Tuesday, May 1, 2018

2018 Ravenswood Run 5k Recap

I did it! I ran a race! 

For the first time this year, my anxiety did not win. 

I ran the Ravenswood Run 5k on Sunday, and I didn't do nearly as badly as I expected. This used to be my favorite 5k, but I missed it last year due to a scheduling conflict. I'm glad that I was able to return this year, as I really needed the confidence boost that starting and finishing a race finally gave me. 

I picked up my race packet (bib number, shirt, and gear check bag) on Friday at Fleet Feet Chicago's Lincoln Square store. It was incredibly quick and painless, and I was in and out in about 5 minutes.  I was a little less than excited about the thought of the race. I was worried about a repeat of this year's Shamrock Shuffle, panic attack included. I was worried about how long it would take me to finish. I was worried that I had been assigned to corral A, and I don't belong in corral A. 


FYI, I found out after the fact that RAM Racing, who now owns and manages the Ravenswood Run, offers "preferred start corral" placement based on previous finish times at previous RAM Racing events (or runners can also submit their finish times from non RAM Racing events), so that is how I ended up in corral A. Surprisingly, you only need to average 11:30 per mile to qualify for this, and they automatically assign you to a "preferred start corral" (basically a corral towards the front or in the first wave, depending on how many corrals and/or waves there are for the race) if you have qualified via one of their previous races. Because Ravenswood Run is a smaller race, with only one wave and three corrals, it felt as though everyone who qualified for this was placed in corral A, as I was not the only slow runner with a big A on my bib number. 

I barely got any sleep on Saturday night, as I kept tossing and turning and couldn't convince my brain to be quiet. I ended up getting out of bed much earlier than needed (5:30am) for a race that I can walk to. If I wasn't going to get any sleep, then I might as well get up and start my day. I washed the dirty dishes in my sink, fed my cat, fed myself, took a quick shower...basically I was trying to distract myself from the idea of the race. 

Shortly before leaving my apartment, I checked the weather report and saw it was chillier than originally expected, so I switched from capris to tights and added a light weight long sleeved shirt to my planned race outfit. This is a decision that I would later regret.

The race started at 8am, so I left my apartment at 7am and started the walk to the race site.
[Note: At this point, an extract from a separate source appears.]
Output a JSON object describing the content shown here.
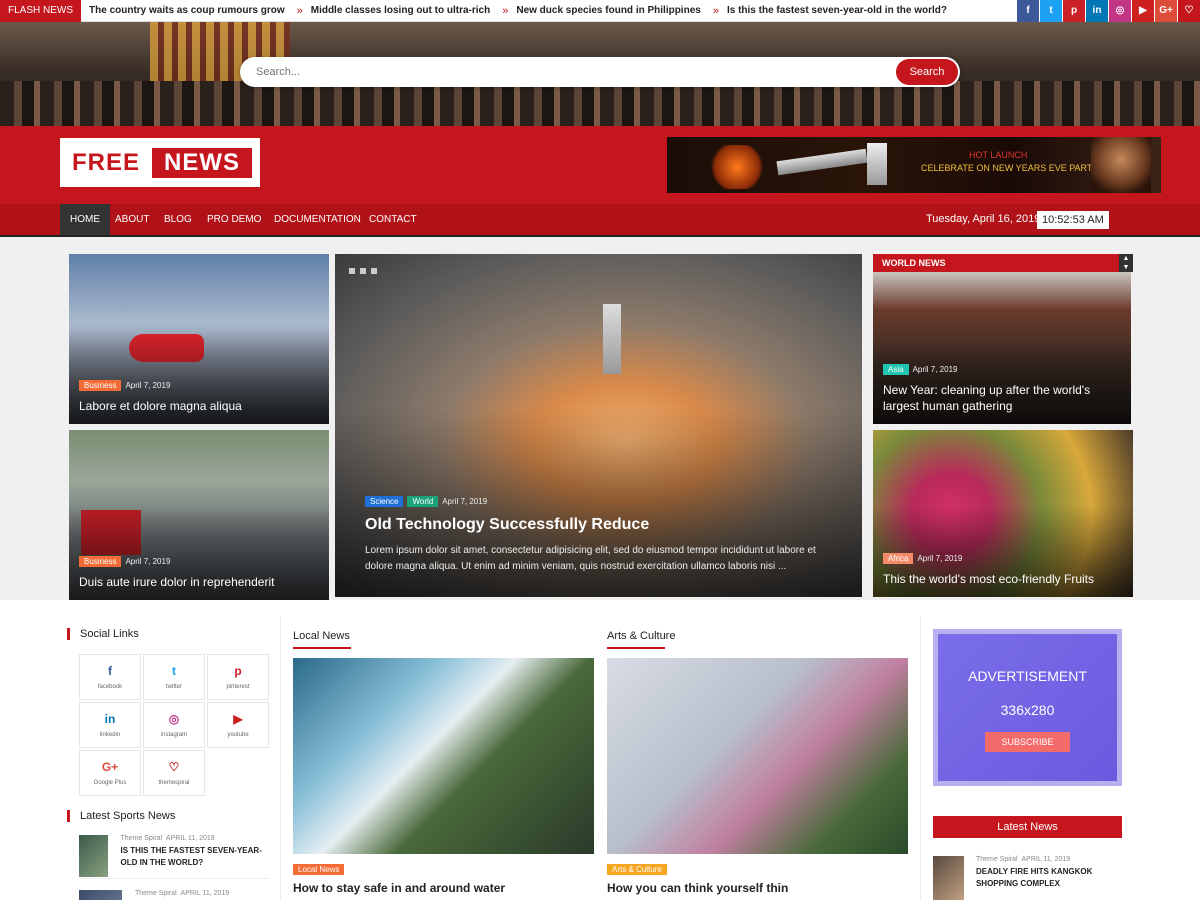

I figured I would arrive between 7:20am and 7:30am, which would give me just enough time for one final bathroom stop and then a quick stop at gear check before I would need to get into my corral. 

The lines for the port-a-potties were blissfully short, which made up for the fact that the line for gear check was insanely long. Once I had made it through the line and handed over my bag, I headed to my corral and managed to find standing room at the very back of the corral, being careful to stay to the side so that it would be a little easier for faster runners behind me to pass.  


I felt oddly calm standing in the corral. It seemed that all of my panic disappeared once I was at the race site. They did the usual announcements, followed by the national anthem, and then, before I really knew what was happening, we were off. The race had begun!

I was doing it! I was running a race again!

I quickly found a pace that I felt I could maintain and started trying to enjoy myself. There were thanks given to volunteers and high fives given to children. I was feeling good when I hit the one mile mark. In fact, I was enjoying myself a lot more than I have in a long time on a run. I still had the nagging calf pain that seems to have become my constant companion, but it wasn't as bad as usual.

Then, right around the half way point, I got hit by the sound of my own wheezing, which is usually my first indication that asthma attack is looming. I slowed to walk and spent the next couple of minutes getting my breathing under control. Once I started running again, I made sure to occasionally do a full check in with myself - was my breathing controlled? was my calf pain still manageable? head up, shoulders back. just keeping going.

Mile 2 was over, which meant that I was in the home stretch. Just a hair over a mile to go. I was shocked by how good I felt. I just wished that I had gone with my original planned outfit, as I was very very warm. I unzipped my quarter zip and pushed my sleeves up as much as I could. I cursed myself for over dressing.

Finally, the finish line was in sight. I tried to speed up a little, and before I knew it, the the race was done. I was so happy to have finished! I felt great! The gear check line was just as long as it had been to drop things off, so there was some standing around and waiting, but that gave me time to drink some water, because I was incredibly thirsty. Once I had my bag, I was starting to get chilly again, so I threw on my sweatshirt and went to hand out by the finish line to cheer on others until I had to head home to get ready for work.


It was a good day.

My finish time was 34:59, which, let's be honest, is not even close to my best 5k time, but I'm still very happy with it. Just getting to the starting line can and has been a challenge, but I think I'm finally heading in the right direction.

I still have a lot of work to do, but maybe next year I can return to the Ravenswood Run and finish faster and stronger.